* What to do
Without altering a single character, set down all of the data below.

START Exercise input

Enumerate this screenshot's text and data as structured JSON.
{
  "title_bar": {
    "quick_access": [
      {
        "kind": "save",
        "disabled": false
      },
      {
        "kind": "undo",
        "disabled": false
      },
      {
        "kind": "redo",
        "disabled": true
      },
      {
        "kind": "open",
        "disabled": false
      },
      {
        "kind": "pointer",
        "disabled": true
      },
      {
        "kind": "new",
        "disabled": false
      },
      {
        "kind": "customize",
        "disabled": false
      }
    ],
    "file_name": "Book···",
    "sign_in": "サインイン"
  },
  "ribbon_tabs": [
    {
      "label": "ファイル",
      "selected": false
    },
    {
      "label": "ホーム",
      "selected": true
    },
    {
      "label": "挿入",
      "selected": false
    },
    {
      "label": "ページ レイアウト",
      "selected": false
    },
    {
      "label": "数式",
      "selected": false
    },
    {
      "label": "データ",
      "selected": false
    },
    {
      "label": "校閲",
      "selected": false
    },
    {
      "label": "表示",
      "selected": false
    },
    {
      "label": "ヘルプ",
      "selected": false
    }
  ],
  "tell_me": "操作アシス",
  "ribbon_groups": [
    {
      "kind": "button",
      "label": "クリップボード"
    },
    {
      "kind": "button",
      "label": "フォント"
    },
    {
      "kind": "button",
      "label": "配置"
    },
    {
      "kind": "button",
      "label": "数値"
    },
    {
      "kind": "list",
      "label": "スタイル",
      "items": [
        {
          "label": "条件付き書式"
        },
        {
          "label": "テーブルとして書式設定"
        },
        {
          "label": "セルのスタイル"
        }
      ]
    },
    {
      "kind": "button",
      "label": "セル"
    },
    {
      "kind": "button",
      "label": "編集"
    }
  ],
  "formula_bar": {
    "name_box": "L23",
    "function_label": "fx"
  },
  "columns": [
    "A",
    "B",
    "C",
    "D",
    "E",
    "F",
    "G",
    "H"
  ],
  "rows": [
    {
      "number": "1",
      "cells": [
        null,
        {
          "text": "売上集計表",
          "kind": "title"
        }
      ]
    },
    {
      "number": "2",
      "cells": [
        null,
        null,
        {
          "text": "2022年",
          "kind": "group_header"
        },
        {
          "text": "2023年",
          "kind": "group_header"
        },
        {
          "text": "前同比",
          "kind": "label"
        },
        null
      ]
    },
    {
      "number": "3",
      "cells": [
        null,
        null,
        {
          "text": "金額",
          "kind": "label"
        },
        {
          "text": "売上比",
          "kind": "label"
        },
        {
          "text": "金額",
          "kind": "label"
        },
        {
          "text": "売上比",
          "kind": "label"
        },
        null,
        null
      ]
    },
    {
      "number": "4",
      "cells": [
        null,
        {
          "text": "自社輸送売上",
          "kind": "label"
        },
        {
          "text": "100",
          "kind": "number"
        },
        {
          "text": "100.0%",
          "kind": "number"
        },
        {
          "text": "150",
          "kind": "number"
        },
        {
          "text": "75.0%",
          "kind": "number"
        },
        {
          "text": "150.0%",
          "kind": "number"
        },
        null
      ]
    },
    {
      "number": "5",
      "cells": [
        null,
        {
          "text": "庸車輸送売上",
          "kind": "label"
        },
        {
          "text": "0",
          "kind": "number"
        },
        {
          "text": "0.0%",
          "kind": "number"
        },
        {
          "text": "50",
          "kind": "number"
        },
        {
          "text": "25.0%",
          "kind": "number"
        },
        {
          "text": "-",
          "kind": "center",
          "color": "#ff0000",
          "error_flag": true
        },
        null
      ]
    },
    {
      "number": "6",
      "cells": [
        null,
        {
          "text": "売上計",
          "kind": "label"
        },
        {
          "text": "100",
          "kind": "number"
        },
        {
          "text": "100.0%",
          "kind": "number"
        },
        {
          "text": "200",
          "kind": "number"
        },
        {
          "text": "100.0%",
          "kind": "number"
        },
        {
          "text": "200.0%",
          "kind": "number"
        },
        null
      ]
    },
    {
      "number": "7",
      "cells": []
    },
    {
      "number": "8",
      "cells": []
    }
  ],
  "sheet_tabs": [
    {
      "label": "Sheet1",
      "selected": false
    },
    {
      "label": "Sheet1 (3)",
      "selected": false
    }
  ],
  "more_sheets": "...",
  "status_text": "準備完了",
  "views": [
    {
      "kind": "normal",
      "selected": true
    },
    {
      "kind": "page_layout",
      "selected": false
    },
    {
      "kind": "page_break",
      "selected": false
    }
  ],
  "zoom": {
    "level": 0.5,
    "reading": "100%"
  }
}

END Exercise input

* Result of this task
Enumerate this screenshot's text and data as structured JSON.
{
  "title_bar": {
    "quick_access": [
      {
        "kind": "save",
        "disabled": false
      },
      {
        "kind": "undo",
        "disabled": false
      },
      {
        "kind": "redo",
        "disabled": true
      },
      {
        "kind": "open",
        "disabled": false
      },
      {
        "kind": "pointer",
        "disabled": true
      },
      {
        "kind": "new",
        "disabled": false
      },
      {
        "kind": "customize",
        "disabled": false
      }
    ],
    "file_name": "Book···",
    "sign_in": "サインイン"
  },
  "ribbon_tabs": [
    {
      "label": "ファイル",
      "selected": false
    },
    {
      "label": "ホーム",
      "selected": true
    },
    {
      "label": "挿入",
      "selected": false
    },
    {
      "label": "ページ レイアウト",
      "selected": false
    },
    {
      "label": "数式",
      "selected": false
    },
    {
      "label": "データ",
      "selected": false
    },
    {
      "label": "校閲",
      "selected": false
    },
    {
      "label": "表示",
      "selected": false
    },
    {
      "label": "ヘルプ",
      "selected": false
    }
  ],
  "tell_me": "操作アシス",
  "ribbon_groups": [
    {
      "kind": "button",
      "label": "クリップボード"
    },
    {
      "kind": "button",
      "label": "フォント"
    },
    {
      "kind": "button",
      "label": "配置"
    },
    {
      "kind": "button",
      "label": "数値"
    },
    {
      "kind": "list",
      "label": "スタイル",
      "items": [
        {
          "label": "条件付き書式"
        },
        {
          "label": "テーブルとして書式設定"
        },
        {
          "label": "セルのスタイル"
        }
      ]
    },
    {
      "kind": "button",
      "label": "セル"
    },
    {
      "kind": "button",
      "label": "編集"
    }
  ],
  "formula_bar": {
    "name_box": "L23",
    "function_label": "fx"
  },
  "columns": [
    "A",
    "B",
    "C",
    "D",
    "E",
    "F",
    "G",
    "H"
  ],
  "rows": [
    {
      "number": "1",
      "cells": [
        null,
        {
          "text": "売上集計表",
          "kind": "title"
        }
      ]
    },
    {
      "number": "2",
      "cells": [
        null,
        null,
        {
          "text": "2022年",
          "kind": "group_header"
        },
        {
          "text": "2023年",
          "kind": "group_header"
        },
        {
          "text": "前同比",
          "kind": "label"
        },
        null
      ]
    },
    {
      "number": "3",
      "cells": [
        null,
        null,
        {
          "text": "金額",
          "kind": "label"
        },
        {
          "text": "売上比",
          "kind": "label"
        },
        {
          "text": "金額",
          "kind": "label"
        },
        {
          "text": "売上比",
          "kind": "label"
        },
        null,
        null
      ]
    },
    {
      "number": "4",
      "cells": [
        null,
        {
          "text": "自社輸送売上",
          "kind": "label"
        },
        {
          "text": "100",
          "kind": "number"
        },
        {
          "text": "100.0%",
          "kind": "number"
        },
        {
          "text": "150",
          "kind": "number"
        },
        {
          "text": "75.0%",
          "kind": "number"
        },
        {
          "text": "150.0%",
          "kind": "number"
        },
        null
      ]
    },
    {
      "number": "5",
      "cells": [
        null,
        {
          "text": "庸車輸送売上",
          "kind": "label"
        },
        {
          "text": "0",
          "kind": "number"
        },
        {
          "text": "0.0%",
          "kind": "number"
        },
        {
          "text": "50",
          "kind": "number"
        },
        {
          "text": "25.0%",
          "kind": "number"
        },
        {
          "text": "-",
          "kind": "center",
          "color": "#ff0000",
          "error_flag": true
        },
        null
      ]
    },
    {
      "number": "6",
      "cells": [
        null,
        {
          "text": "売上計",
          "kind": "label"
        },
        {
          "text": "100",
          "kind": "number"
        },
        {
          "text": "100.0%",
          "kind": "number"
        },
        {
          "text": "200",
          "kind": "number"
        },
        {
          "text": "100.0%",
          "kind": "number"
        },
        {
          "text": "200.0%",
          "kind": "number"
        },
        null
      ]
    },
    {
      "number": "7",
      "cells": []
    },
    {
      "number": "8",
      "cells": []
    }
  ],
  "sheet_tabs": [
    {
      "label": "Sheet1",
      "selected": false
    },
    {
      "label": "Sheet1 (3)",
      "selected": false
    }
  ],
  "more_sheets": "...",
  "status_text": "準備完了",
  "views": [
    {
      "kind": "normal",
      "selected": true
    },
    {
      "kind": "page_layout",
      "selected": false
    },
    {
      "kind": "page_break",
      "selected": false
    }
  ],
  "zoom": {
    "level": 0.5,
    "reading": "100%"
  }
}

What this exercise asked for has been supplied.